_Task description_
In the listing below, locate the lines bearing the word "label". Copy every one of them.

=== Begin Enclosure ===

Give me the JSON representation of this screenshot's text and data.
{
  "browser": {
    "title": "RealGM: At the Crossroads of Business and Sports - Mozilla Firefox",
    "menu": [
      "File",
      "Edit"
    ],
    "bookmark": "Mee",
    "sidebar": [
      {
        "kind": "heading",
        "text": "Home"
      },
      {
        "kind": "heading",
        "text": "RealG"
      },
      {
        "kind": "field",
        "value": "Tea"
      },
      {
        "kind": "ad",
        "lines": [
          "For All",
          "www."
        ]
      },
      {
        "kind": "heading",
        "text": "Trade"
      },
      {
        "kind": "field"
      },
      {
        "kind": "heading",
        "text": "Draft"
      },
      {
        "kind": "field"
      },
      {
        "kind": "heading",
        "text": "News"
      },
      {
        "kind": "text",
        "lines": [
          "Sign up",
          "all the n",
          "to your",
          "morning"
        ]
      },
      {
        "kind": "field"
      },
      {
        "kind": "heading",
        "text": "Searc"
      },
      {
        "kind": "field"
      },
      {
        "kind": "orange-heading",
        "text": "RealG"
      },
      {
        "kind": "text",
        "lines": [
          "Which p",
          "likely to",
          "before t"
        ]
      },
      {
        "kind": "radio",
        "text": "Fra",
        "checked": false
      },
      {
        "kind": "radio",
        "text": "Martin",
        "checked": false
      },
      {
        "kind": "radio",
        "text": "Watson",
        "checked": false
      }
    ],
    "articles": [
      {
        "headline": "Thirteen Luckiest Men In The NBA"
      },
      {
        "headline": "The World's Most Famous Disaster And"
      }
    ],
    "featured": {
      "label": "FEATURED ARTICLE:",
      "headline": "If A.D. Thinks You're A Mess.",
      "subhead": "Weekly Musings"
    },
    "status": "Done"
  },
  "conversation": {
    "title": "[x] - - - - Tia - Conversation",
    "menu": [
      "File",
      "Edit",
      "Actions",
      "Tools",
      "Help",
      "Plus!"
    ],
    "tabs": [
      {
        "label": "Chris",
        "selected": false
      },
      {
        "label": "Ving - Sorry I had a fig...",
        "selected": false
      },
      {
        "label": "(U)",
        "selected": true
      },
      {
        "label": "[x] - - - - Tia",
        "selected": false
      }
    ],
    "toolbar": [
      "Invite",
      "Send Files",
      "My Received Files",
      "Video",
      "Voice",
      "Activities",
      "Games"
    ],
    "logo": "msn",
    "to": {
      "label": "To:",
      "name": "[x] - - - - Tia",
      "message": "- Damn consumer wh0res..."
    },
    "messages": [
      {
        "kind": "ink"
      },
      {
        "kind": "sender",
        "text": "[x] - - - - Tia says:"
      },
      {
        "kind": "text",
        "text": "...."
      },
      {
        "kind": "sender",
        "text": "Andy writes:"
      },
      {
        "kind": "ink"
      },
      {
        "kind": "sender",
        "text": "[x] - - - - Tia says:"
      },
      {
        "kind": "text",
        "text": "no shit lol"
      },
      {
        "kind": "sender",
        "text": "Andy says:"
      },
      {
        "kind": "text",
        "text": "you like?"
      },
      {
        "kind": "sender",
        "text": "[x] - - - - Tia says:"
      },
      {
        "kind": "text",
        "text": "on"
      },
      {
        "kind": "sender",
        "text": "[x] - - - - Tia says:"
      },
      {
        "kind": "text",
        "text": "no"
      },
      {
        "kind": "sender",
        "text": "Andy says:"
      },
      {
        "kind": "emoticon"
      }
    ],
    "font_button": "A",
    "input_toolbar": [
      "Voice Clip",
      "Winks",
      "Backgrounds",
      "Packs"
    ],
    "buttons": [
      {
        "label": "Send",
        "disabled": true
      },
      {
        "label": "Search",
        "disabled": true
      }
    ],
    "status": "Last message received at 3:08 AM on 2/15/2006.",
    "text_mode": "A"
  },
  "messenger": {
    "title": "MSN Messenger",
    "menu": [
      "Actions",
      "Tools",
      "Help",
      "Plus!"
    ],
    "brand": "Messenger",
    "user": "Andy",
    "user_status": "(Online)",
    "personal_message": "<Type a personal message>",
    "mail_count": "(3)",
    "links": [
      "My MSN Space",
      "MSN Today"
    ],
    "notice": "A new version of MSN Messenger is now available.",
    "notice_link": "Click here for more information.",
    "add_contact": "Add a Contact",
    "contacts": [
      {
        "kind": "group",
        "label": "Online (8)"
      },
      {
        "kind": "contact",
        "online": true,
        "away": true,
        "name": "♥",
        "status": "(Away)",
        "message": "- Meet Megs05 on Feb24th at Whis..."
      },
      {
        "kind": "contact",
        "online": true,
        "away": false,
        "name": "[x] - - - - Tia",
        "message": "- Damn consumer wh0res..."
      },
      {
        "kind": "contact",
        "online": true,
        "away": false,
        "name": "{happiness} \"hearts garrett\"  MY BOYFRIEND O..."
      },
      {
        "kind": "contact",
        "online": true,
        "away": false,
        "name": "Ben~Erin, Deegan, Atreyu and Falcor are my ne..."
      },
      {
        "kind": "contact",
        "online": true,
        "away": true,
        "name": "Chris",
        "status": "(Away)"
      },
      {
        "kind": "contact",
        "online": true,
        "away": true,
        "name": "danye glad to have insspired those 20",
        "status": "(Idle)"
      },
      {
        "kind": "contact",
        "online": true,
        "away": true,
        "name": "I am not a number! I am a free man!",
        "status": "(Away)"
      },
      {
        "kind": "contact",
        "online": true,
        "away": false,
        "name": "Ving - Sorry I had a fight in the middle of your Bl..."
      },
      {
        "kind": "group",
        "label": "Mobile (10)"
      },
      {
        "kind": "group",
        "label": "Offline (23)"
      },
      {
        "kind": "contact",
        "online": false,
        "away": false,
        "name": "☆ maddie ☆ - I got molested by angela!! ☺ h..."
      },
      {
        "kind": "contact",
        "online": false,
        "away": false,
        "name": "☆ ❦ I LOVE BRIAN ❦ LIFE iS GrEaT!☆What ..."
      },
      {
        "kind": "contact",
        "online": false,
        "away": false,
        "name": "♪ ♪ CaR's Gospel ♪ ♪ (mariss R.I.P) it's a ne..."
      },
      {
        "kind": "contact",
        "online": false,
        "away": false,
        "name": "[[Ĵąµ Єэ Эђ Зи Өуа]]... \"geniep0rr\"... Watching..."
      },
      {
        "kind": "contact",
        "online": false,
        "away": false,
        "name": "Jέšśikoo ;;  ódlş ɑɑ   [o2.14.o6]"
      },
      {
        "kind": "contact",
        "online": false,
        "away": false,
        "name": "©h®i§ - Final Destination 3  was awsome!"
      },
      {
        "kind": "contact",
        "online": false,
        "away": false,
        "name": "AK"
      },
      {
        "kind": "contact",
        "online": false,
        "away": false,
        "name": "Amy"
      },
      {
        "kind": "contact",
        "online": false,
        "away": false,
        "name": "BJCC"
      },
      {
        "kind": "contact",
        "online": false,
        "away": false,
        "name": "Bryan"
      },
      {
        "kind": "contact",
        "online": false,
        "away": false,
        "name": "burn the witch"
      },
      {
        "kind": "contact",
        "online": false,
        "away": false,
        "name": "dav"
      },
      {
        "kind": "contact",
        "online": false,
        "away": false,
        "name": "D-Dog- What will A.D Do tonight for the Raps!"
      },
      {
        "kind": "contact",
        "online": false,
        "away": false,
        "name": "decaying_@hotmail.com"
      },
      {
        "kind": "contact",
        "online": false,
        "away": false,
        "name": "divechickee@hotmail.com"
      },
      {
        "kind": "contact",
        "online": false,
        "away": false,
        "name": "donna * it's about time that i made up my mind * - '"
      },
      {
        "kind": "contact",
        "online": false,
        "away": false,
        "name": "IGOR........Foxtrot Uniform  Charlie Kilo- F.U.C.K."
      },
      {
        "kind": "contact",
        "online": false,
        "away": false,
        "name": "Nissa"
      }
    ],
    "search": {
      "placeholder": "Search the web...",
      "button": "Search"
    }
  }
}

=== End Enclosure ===

_Answer for the task_
      "label": "FEATURED ARTICLE:",
        "label": "Chris",
        "label": "Ving - Sorry I had a fig...",
        "label": "(U)",
        "label": "[x] - - - - Tia",
      "label": "To:",
        "label": "Send",
        "label": "Search",
        "label": "Online (8)"
        "label": "Mobile (10)"
        "label": "Offline (23)"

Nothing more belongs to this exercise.